Facebook has confirmed that it is testing a new feature that will allow any user to subscribe to notifications of another user's activities through the same interface that new comments and accepted friend requests appear in now.

The feature was first reported on by the watch-dog blog AllFacebook. This feature is going to be a big deal. It will facilitate greater interaction between a user and people of interest by placing updates about those peoples' activities in the highest-priority place in the Facebook interface, the inbox with the strongest signal-to-noise ratio by far.

AllFacebook correctly points out that there may be some amount of backlash among users who are not happy to have observation of their activities made all the faster and easier. That was peoples' objection to the creation of the original Newsfeed, though, and that is now the central part of the Facebook experience. It's fascinating that making already accessible information so much more easy to access can make such a big impact on the user experience, but anyone who has experienced the power of web page updates being centralized in an RSS reader knows that this type of technology really is powerful.

Subscription to notifications will help users track the activities of their closest friends and family, and possibly of people they have a work-related interest in, far more effectively than ever before.
This is the type of change that a better implementation of Facebook Groups could accomplish as well. Imagine if it was it easier to put friends in groups, to access updates from that group in isolation with fewer clicks and to publish certain updates in a way that was only visible to particular groups with less friction than there is today. Facebook has de-emphasized groups for a long time, though, and this experiment makes it clear that one single high-priority pipeline for selected updates is more important to the company than the contextual integrity of communication within groups.

Subscription to notifications will help users track the activities of their closest friends and family, and possibly of people they have a work-related interest in, far more effectively than ever before.
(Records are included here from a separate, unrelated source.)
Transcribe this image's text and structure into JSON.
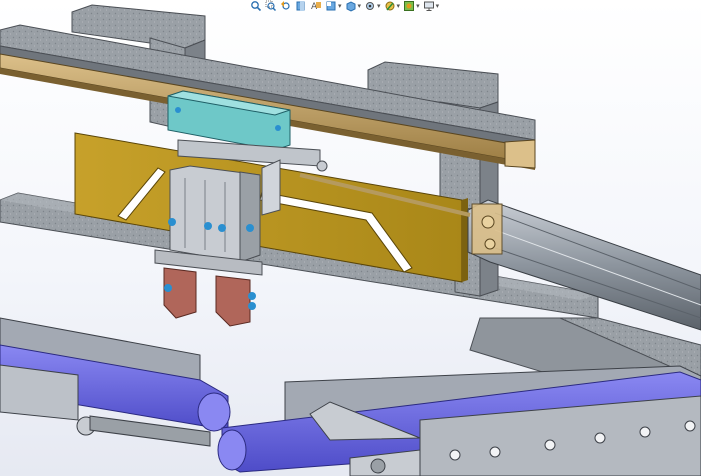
{
  "window": {
    "type": "cad-3d-viewport",
    "background_top": "#ffffff",
    "background_bottom": "#e6e9f2"
  },
  "heads_up_toolbar": {
    "buttons": [
      {
        "icon": "zoom-to-fit-icon",
        "has_dropdown": false
      },
      {
        "icon": "zoom-to-area-icon",
        "has_dropdown": false
      },
      {
        "icon": "previous-view-icon",
        "has_dropdown": false
      },
      {
        "icon": "section-view-icon",
        "has_dropdown": false
      },
      {
        "icon": "dynamic-annotation-views-icon",
        "has_dropdown": false
      },
      {
        "icon": "view-orientation-icon",
        "has_dropdown": true
      },
      {
        "icon": "display-style-icon",
        "has_dropdown": true
      },
      {
        "icon": "hide-show-items-icon",
        "has_dropdown": true
      },
      {
        "icon": "edit-appearance-icon",
        "has_dropdown": true
      },
      {
        "icon": "apply-scene-icon",
        "has_dropdown": true
      },
      {
        "icon": "view-settings-icon",
        "has_dropdown": true
      }
    ]
  },
  "model": {
    "components": [
      "steel-frame-upper-support",
      "linear-guide-rail",
      "guide-carriage-block",
      "cam-plate",
      "pneumatic-gripper",
      "gripper-jaws",
      "pneumatic-cylinder",
      "base-frame-plate",
      "conveyor-left",
      "conveyor-right",
      "conveyor-belt",
      "guide-plate"
    ],
    "colors": {
      "steel_frame": "#9aa0a6",
      "rail": "#c8a76a",
      "carriage": "#6ec8c8",
      "cam_plate": "#b8941f",
      "gripper_body": "#c8ccd2",
      "jaws": "#b0665a",
      "fasteners": "#2a8fd0",
      "cylinder": "#9aa3ad",
      "conveyor_frame": "#a3a9b3",
      "belt": "#6a68e0"
    }
  }
}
The feature may also make users feel more comfortable adding a greater number of friends than they would otherwise, because they know that they won't miss the activities of the most important people in their online lives. That will be good for both users and for Facebook.